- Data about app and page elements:
..........

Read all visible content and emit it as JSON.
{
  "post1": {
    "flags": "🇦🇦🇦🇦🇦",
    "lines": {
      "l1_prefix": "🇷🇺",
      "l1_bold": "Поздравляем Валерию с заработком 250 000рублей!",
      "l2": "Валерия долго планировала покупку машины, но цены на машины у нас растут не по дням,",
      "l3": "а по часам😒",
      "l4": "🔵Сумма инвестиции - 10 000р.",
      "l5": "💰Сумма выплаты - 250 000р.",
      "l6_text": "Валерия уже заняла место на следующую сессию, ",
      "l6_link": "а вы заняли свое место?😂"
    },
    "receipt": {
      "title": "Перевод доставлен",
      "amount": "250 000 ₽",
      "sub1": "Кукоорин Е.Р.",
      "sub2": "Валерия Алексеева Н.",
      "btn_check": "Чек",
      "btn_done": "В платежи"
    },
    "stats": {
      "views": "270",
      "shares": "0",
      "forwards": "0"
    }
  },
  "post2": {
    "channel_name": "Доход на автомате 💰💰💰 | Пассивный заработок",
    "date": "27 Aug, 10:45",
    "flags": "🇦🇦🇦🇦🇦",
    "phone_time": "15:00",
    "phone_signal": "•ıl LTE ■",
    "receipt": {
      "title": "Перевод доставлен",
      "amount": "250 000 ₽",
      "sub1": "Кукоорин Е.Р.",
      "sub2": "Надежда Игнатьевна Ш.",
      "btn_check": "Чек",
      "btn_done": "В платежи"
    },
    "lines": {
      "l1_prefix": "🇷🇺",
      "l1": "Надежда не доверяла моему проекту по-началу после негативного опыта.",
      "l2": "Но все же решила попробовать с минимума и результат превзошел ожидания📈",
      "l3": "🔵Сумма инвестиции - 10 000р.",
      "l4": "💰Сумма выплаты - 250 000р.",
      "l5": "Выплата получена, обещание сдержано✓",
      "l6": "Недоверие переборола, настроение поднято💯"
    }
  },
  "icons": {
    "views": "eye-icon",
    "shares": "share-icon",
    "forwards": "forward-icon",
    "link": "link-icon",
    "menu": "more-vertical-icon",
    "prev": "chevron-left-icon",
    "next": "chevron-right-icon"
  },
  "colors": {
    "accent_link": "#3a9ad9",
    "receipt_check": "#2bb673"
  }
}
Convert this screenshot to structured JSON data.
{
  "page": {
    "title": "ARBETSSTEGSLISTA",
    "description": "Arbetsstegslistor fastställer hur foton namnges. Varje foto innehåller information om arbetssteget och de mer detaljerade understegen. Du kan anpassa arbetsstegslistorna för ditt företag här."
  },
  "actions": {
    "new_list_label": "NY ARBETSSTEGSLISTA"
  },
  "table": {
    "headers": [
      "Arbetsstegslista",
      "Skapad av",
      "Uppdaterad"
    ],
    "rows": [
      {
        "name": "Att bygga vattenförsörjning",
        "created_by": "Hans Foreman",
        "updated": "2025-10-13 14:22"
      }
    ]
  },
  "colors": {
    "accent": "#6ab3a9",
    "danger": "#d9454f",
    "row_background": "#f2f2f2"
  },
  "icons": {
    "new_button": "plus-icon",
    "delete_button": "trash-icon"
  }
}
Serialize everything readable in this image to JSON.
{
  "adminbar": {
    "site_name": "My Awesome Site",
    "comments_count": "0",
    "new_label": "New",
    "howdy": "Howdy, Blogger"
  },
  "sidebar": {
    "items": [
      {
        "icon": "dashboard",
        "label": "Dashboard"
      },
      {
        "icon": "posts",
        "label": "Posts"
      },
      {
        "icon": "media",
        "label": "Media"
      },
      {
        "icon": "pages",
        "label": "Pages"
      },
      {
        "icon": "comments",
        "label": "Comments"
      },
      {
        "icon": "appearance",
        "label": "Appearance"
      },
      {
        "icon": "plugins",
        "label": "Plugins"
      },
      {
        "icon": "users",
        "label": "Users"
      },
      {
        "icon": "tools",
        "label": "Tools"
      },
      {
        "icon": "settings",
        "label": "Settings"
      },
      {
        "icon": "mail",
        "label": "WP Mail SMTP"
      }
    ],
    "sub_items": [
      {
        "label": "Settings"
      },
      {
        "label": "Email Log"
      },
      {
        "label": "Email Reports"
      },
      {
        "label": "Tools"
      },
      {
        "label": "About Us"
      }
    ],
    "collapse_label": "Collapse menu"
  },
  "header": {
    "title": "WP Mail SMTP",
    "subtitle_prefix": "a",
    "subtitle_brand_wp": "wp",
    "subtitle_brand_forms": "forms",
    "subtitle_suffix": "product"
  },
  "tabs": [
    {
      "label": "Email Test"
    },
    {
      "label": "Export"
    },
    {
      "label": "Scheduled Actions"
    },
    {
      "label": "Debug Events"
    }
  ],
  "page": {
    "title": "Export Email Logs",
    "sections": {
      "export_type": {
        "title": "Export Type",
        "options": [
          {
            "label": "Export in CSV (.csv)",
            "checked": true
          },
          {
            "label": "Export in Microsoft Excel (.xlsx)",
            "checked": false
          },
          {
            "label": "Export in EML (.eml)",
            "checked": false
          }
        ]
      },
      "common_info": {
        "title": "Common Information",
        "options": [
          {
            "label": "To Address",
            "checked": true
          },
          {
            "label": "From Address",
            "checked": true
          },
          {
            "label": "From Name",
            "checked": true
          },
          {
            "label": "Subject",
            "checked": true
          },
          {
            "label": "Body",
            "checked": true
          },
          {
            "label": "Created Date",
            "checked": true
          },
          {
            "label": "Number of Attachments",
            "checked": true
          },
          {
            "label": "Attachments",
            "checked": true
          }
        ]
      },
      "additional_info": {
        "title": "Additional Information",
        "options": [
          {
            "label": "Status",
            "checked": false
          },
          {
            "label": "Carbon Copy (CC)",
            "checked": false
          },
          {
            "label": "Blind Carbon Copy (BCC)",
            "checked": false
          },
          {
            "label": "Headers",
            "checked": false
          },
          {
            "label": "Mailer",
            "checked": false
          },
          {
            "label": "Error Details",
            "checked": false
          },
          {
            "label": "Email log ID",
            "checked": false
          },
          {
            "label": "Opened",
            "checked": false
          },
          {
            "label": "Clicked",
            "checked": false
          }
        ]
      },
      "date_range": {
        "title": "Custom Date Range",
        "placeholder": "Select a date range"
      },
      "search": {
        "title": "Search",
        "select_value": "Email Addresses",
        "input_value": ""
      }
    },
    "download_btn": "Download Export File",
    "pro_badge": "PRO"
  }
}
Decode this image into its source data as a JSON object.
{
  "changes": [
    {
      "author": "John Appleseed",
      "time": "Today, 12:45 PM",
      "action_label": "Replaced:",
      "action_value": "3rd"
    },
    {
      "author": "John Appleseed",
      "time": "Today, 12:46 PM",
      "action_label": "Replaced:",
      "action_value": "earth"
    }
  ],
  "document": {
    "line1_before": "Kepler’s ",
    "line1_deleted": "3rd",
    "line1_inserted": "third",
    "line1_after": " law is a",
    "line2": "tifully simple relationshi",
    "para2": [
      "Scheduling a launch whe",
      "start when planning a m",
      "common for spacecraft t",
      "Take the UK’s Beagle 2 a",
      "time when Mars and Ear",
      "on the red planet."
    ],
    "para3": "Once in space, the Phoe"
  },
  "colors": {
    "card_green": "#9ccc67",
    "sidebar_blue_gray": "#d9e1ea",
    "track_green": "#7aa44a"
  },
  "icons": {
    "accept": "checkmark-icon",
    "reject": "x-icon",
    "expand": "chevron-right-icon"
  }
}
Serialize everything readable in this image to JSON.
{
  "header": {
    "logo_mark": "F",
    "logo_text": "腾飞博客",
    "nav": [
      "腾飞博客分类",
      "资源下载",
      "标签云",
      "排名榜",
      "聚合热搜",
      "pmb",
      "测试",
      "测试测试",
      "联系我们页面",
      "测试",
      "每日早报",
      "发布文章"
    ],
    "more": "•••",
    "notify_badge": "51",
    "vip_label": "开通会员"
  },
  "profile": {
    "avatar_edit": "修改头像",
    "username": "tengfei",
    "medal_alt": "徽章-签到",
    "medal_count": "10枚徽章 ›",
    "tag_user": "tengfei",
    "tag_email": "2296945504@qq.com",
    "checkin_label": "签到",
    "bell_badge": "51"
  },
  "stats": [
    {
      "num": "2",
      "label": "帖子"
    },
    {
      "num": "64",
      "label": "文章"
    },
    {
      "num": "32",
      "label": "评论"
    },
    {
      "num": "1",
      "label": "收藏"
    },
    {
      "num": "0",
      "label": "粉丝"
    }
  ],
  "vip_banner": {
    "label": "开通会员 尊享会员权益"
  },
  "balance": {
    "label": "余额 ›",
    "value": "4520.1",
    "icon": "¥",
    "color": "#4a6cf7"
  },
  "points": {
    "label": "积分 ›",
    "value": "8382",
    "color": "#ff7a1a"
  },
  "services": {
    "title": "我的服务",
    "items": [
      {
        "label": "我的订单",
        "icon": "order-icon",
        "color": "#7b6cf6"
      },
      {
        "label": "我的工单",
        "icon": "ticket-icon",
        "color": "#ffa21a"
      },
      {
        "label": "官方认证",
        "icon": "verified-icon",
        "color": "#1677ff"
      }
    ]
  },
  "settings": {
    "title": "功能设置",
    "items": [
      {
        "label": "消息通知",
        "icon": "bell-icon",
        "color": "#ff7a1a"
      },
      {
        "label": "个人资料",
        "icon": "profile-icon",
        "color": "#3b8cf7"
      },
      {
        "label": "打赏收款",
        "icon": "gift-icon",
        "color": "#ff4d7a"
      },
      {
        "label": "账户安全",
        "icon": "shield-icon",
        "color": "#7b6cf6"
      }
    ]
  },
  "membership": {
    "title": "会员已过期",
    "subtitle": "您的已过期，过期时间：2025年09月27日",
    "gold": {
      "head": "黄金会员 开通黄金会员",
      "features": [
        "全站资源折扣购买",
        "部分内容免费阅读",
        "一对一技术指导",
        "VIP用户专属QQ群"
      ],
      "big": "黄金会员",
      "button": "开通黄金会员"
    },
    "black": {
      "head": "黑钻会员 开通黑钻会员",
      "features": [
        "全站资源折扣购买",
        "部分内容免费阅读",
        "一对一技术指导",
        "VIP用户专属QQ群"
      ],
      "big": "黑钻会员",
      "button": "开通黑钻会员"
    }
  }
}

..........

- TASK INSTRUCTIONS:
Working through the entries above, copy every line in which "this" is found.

- WRITTEN RESPONSE:
Convert this screenshot to structured JSON data.
Serialize everything readable in this image to JSON.
Decode this image into its source data as a JSON object.
Serialize everything readable in this image to JSON.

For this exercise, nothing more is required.